Using a game designed for Sub-Saharan Africa by Professor Brian Winn and the GEL Lab, MSU researchers are rehabilitating children who suffer from cognitive impairment after surviving life-threatening diseases such as malaria and HIV. MSU Brain Powered Games are providing both rehabilitation and computer-based assessment for African children.
Dr. Elizabeth LaPensée received a Guggenheim Foundation Fellowship to support her work on a virtual reality game that explores Anishinaabe teachings and scientific knowledge. In Along the River of Spacetime, players activate Anishinaabe constellations to enhance the ecosystems surrounding rivers, and share stories about star knowledge, land practices, and quantum physics through an interactive, non-linear journey.
Assistant Professor Lee observes that robots have to undergo a form of culture shock when integrating into human life, just as she did upon arriving in the U.S.
Dr. Lee wants to bridge this divide, and also to improve human experiences with robots once this divide is crossed. Her work includes social robots for the elderly, robots to provide back for and partner with nurses, and robots as factory assistants for human workers.
Dr. Robby Ratan argues that automobiles can be understood as avatars, or avacars, given the inclusive definition of avatars as mediated (not necessarily digital) representations of human users that facilitate interaction with other users, entities, or environments. Building on an understanding of user-avatar relationships, automobiles (and avatars in general) serve as self-representations, social others, and/or utilitarian tools in different degrees.
Dr. Elizabeth LaPensee was Creative Director, Designer, Artist, Writer forWhen Rivers Were Trails, an educational 2D adventure game (PC, Mac, Android, iPad) that follows the impact of allotment acts on Indigenous communities in the 1890’s. Developed in collaboration with the Indian Land Tenure Foundation and Michigan State University’s Games for Entertainment and Learning Lab as a component to Lessons of Our Land with art by Weshoyot Alvitre and music by Supaman. Winner of the Adaptation Award at IndieCade 2019.
‘Call to mind something you loved to play when you were young.’

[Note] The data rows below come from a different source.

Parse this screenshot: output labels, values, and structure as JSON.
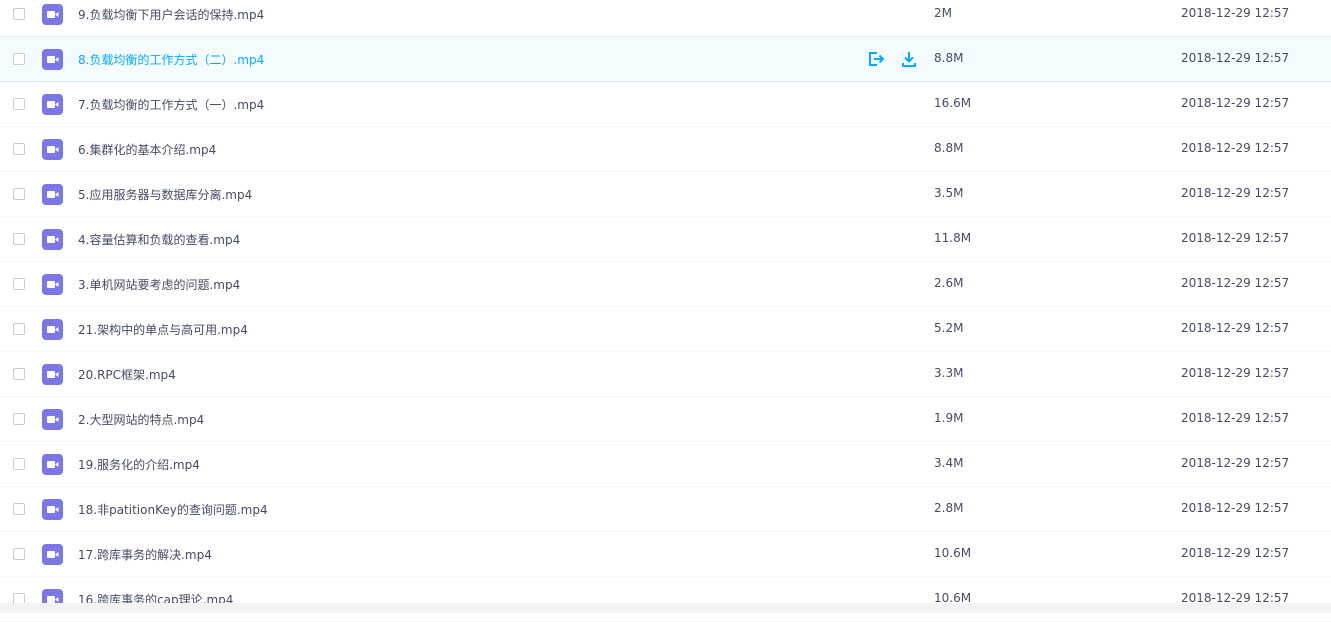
{
  "colors": {
    "accent": "#09aaff",
    "video_icon": "#7b78e5",
    "text": "#424e67",
    "hover_row": "#f4fbff"
  },
  "actions": {
    "share_icon": "share-icon",
    "download_icon": "download-icon"
  },
  "files": [
    {
      "name": "9.负载均衡下用户会话的保持.mp4",
      "size": "2M",
      "date": "2018-12-29 12:57"
    },
    {
      "name": "8.负载均衡的工作方式（二）.mp4",
      "size": "8.8M",
      "date": "2018-12-29 12:57",
      "hover": true
    },
    {
      "name": "7.负载均衡的工作方式（一）.mp4",
      "size": "16.6M",
      "date": "2018-12-29 12:57"
    },
    {
      "name": "6.集群化的基本介绍.mp4",
      "size": "8.8M",
      "date": "2018-12-29 12:57"
    },
    {
      "name": "5.应用服务器与数据库分离.mp4",
      "size": "3.5M",
      "date": "2018-12-29 12:57"
    },
    {
      "name": "4.容量估算和负载的查看.mp4",
      "size": "11.8M",
      "date": "2018-12-29 12:57"
    },
    {
      "name": "3.单机网站要考虑的问题.mp4",
      "size": "2.6M",
      "date": "2018-12-29 12:57"
    },
    {
      "name": "21.架构中的单点与高可用.mp4",
      "size": "5.2M",
      "date": "2018-12-29 12:57"
    },
    {
      "name": "20.RPC框架.mp4",
      "size": "3.3M",
      "date": "2018-12-29 12:57"
    },
    {
      "name": "2.大型网站的特点.mp4",
      "size": "1.9M",
      "date": "2018-12-29 12:57"
    },
    {
      "name": "19.服务化的介绍.mp4",
      "size": "3.4M",
      "date": "2018-12-29 12:57"
    },
    {
      "name": "18.非patitionKey的查询问题.mp4",
      "size": "2.8M",
      "date": "2018-12-29 12:57"
    },
    {
      "name": "17.跨库事务的解决.mp4",
      "size": "10.6M",
      "date": "2018-12-29 12:57"
    },
    {
      "name": "16.跨库事务的cap理论.mp4",
      "size": "10.6M",
      "date": "2018-12-29 12:57"
    }
  ]
}
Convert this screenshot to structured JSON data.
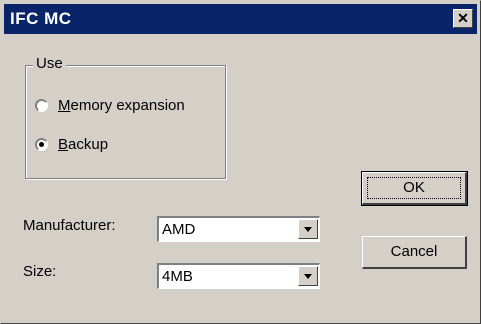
{
  "window": {
    "title": "IFC MC",
    "close_icon": "close-icon",
    "close_glyph": "✕"
  },
  "use_group": {
    "label": "Use",
    "options": [
      {
        "mnemonic": "M",
        "rest": "emory expansion",
        "checked": false
      },
      {
        "mnemonic": "B",
        "rest": "ackup",
        "checked": true
      }
    ]
  },
  "manufacturer": {
    "label": "Manufacturer:",
    "value": "AMD"
  },
  "size": {
    "label": "Size:",
    "value": "4MB"
  },
  "buttons": {
    "ok": "OK",
    "cancel": "Cancel"
  },
  "colors": {
    "title_bar": "#0a246a",
    "face": "#d4d0c8"
  }
}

The calm voice of Carrie Heeter, Ph.D., a professor of Media and Information for ComArtSci, opens a guided meditation with a focus on the body and the breath, to help participants reconnect with childhood play.
Fellowship of Fools, an award-wining game by Dr. Casey O’Donnell, gives players an opportunity to get to know themselves and others through emergent and situational gameplay. It is also a game about saying, yes, no and maybe.
In Thunderbird Strike by Dr. Elizabeth LaPensée, a side-scrolling game that won the ImagineNATIVE Film + Media Arts Festival Best Digital Media Award, fly from the Tar Sands to the Great Lakes as a thunderbird protecting Turtle Island with searing lightning against the snake that threatens to swallow the lands and waters whole.
Imagine living during a time when pirates ruled the high seas— battling enemy ships, plundering treasure and avoiding Davy Jones’s Locker. Last summer, a group of two faculty (Brian Winn and Will Jeffrey) and 10 students worked together to develop a game in ComArtSci’s Games for Entertainment and Learning (GEL) Lab to bring this idea to life. The result was Plunder Panic, a multiplayer arcade game based on the swashbuckling lives of pirates.
Rank-and-file game developers bring video games from concept to product, and yet their work is almost invisible, hidden behind the famous names of publishers, executives, or console manufacturers. In this book, game anthropologist Dr. Casey O’Donnell examines the creative collaborative practice of typical game developers.
Dr. Robbie Ratan explains his research on avatars, video games, and learning. Which avatar should you choose?
How can a virtual pet or plant help a family to establish healthy routines? Wei Peng, associate professor in the Department of Media and Information at the College of Communication Arts and Sciences, is developing a system called FRESH (Family Routine, Education, and Sensing Health) that will use familiar objects and environments to help families track wellness and improve health.
The coolest thing about Michigan State University’s serious game graduate certificate program courses is the students. The second coolest thing is the projects our students create. Dr. Carrie Heeter offers a quick tour of a handful of the many great spring 2017 serious game projects from MI830: Foundations of Serious Games.